When I worked in Corporate America, many people carried steno pads with them everywhere they went, writing their notes from meetings, decisions made, and more. I frequently saw these people reviewing these notes, looking for ideas, clues from conversations, agreements and more. One of the organizations I am currently consulting with has a similar habit.

I’m guessing that in these two technical, engineering driven organizations there are few people who say that they use a journal. After all, in my experience, people think that journals are kept by artists and writers and teen age girls.

These corporate citizens are journaling, and so are the artists, writers and teenage girls. What few of them are likely doing is writing a learning journal. A Learning Journal is a special type of journal used to help accelerate your learning. It works because it is helps us reflect on and gain the lessons available to us from our daily experiences.

Form and Format

Your learning journal is uniquely yours so your guide to the form should be whatever works for you. It could be a steno pad, a fancy leather bound journal, a three ring binder with loose leaf paper, a special file in your pc, on a blog, extra pages in your planner, a legal pad or whatever else works for you. The most important part of this is that it must work for you.

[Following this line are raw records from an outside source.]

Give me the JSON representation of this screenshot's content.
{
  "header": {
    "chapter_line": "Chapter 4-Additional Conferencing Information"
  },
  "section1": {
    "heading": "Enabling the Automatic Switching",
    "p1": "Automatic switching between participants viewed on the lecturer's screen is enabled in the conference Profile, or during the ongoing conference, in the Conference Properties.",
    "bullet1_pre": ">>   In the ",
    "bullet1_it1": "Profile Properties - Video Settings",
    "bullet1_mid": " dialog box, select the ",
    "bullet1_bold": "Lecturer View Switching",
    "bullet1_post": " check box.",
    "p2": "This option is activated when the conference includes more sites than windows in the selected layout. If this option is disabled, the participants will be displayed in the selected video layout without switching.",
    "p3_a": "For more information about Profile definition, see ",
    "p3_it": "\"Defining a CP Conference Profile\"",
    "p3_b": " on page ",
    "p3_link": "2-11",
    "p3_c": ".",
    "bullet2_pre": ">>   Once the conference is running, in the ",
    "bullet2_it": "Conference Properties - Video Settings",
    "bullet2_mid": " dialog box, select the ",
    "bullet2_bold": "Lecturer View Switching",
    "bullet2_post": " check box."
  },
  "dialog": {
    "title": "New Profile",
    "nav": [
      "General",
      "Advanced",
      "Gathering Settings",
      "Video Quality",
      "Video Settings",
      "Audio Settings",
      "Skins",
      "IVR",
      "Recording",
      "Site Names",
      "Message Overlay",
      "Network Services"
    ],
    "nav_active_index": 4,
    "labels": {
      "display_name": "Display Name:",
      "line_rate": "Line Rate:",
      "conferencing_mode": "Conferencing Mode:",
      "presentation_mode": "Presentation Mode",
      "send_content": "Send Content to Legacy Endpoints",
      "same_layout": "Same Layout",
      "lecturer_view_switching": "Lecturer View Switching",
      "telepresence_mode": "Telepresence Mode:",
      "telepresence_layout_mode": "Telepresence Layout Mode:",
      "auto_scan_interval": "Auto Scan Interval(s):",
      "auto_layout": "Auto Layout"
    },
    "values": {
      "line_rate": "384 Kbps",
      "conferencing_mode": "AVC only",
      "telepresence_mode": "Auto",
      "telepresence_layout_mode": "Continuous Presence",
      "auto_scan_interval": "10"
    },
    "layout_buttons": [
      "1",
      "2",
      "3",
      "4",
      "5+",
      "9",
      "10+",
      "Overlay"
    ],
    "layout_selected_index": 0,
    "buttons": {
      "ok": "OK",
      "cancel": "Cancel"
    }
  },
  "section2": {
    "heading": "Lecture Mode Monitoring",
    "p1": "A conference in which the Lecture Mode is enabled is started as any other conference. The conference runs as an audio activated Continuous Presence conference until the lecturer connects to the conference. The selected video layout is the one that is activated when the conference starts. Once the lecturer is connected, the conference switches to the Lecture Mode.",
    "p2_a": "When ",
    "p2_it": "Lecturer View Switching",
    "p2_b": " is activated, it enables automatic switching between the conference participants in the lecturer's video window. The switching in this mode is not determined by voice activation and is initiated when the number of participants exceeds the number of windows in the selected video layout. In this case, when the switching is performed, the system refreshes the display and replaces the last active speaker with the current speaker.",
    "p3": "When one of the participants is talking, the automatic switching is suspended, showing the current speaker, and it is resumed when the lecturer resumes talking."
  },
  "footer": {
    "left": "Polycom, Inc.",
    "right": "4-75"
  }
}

I encourage you to consider your working patterns – what will be easily accessible for you to use at any time, and what format will allow you to save these journals into the future. One of the great values of these tools is being able to look back at entries day, months or years later.

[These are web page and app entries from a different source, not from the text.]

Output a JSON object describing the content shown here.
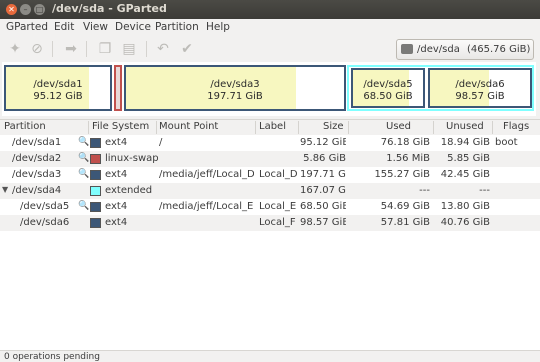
{
  "window": {
    "title": "/dev/sda - GParted"
  },
  "menu": [
    "GParted",
    "Edit",
    "View",
    "Device",
    "Partition",
    "Help"
  ],
  "toolbar": {
    "icons": [
      "new-partition-icon",
      "delete-icon",
      "resize-move-icon",
      "copy-icon",
      "paste-icon",
      "undo-icon",
      "apply-icon"
    ]
  },
  "device_selector": {
    "device": "/dev/sda",
    "size": "(465.76 GiB)"
  },
  "colors": {
    "ext4": "#3c5777",
    "linux_swap": "#c0504d",
    "extended": "#80ffff",
    "used_fill": "#f7f7c0"
  },
  "diskbar": [
    {
      "name": "/dev/sda1",
      "size": "95.12 GiB",
      "used_fraction": 0.8
    },
    {
      "name": "",
      "size": ""
    },
    {
      "name": "/dev/sda3",
      "size": "197.71 GiB",
      "used_fraction": 0.78
    },
    {
      "name": "/dev/sda5",
      "size": "68.50 GiB",
      "used_fraction": 0.8
    },
    {
      "name": "/dev/sda6",
      "size": "98.57 GiB",
      "used_fraction": 0.59
    }
  ],
  "columns": [
    "Partition",
    "File System",
    "Mount Point",
    "Label",
    "Size",
    "Used",
    "Unused",
    "Flags"
  ],
  "rows": [
    {
      "partition": "/dev/sda1",
      "fs": "ext4",
      "mount": "/",
      "label": "",
      "size": "95.12 GiB",
      "used": "76.18 GiB",
      "unused": "18.94 GiB",
      "flags": "boot"
    },
    {
      "partition": "/dev/sda2",
      "fs": "linux-swap",
      "mount": "",
      "label": "",
      "size": "5.86 GiB",
      "used": "1.56 MiB",
      "unused": "5.85 GiB",
      "flags": ""
    },
    {
      "partition": "/dev/sda3",
      "fs": "ext4",
      "mount": "/media/jeff/Local_D",
      "label": "Local_D",
      "size": "197.71 GiB",
      "used": "155.27 GiB",
      "unused": "42.45 GiB",
      "flags": ""
    },
    {
      "partition": "/dev/sda4",
      "fs": "extended",
      "mount": "",
      "label": "",
      "size": "167.07 GiB",
      "used": "---",
      "unused": "---",
      "flags": ""
    },
    {
      "partition": "/dev/sda5",
      "fs": "ext4",
      "mount": "/media/jeff/Local_E",
      "label": "Local_E",
      "size": "68.50 GiB",
      "used": "54.69 GiB",
      "unused": "13.80 GiB",
      "flags": ""
    },
    {
      "partition": "/dev/sda6",
      "fs": "ext4",
      "mount": "",
      "label": "Local_F",
      "size": "98.57 GiB",
      "used": "57.81 GiB",
      "unused": "40.76 GiB",
      "flags": ""
    }
  ],
  "status": {
    "text": "0 operations pending"
  }
}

Having said that, in our increasingly digital world, I do find that there is value in writing, as opposed to always typing. So, if your first inclination is to do this on your pc, I encourage you to at least try another approach – you might be surprised how valuable it is (even for someone who is handwriting-challenged like I am!)

What to Write

Your learning journal should be a place to capture things that are happening in your day, ideas you have, decisions you have made and more. Many people use their learning journals to record their goals as well. I personally have a separate goal journal, but that is personal preference only – again you should make your learning journal uniquely yours.

People who are already using note pads in their work are heading down the right path. Everything that they are writing is great, it just isn’t everything they need to write. Creating the learning portion of your learning journal requires one more component – questions.

Asking yourself the right questions creates the lessons and insights; writing them down in your journal solidifies them and makes them yours forever.

Ask yourself questions like:

What happened?
What is the lesson?
How can I apply this to another situation?
What could I do differently next time?
How could this problem/challenge/issue be solved/removed?

This is a very short list, but should give you an idea of how to start.

These questions are designed to help you reflect on your daily events and happenings and use them as fodder for your own development and progress. Asking and answering them regularly will make a big difference in your results.

When to Write

When do you learn something new? That is the time to write in your learning journal. Here’s a hint – that probably means every day. You may put the dates on your entries or not (again, personal preference), but for a learning journal to be of greatest value to you it needs to be written in and reviewed regularly/daily.

The discipline that will be required to get into this habit will be quickly repaid. Personally, I find when I haven’t written in my journal for several days, I can tell the difference in my attitude, energy level and productivity. Daily discipline pays!

Recognize that this new habit doesn’t mean 30 minutes less sleep each day – it just means making time to stop and think, and record those thoughts as you have them.

Keeping a learning journal is one of the most underutilized tools in our personal and professional development tool kits today. As you begin keeping a learning journal you will see how valuable it can be to you. It can be very low cost and not require much time, yet the rewards are huge.

Start today and you’ll see results and benefits within two to three days. And those benefits will multiply into the future.

What are you waiting for?

Author's Bio: 

Kevin Eikenberry is a leadership expert and the Chief Potential Officer of The Kevin Eikenberry Group, a learning consulting company that helps Clients reach their potential through a variety of training, consulting and speaking services. You can learn more about him and a special offer on his newest book, Remarkable Leadership: Unleashing Your Leadership Potential One Skill at a Time here http://RemarkableLeadershipBook.com/bonuses.asp .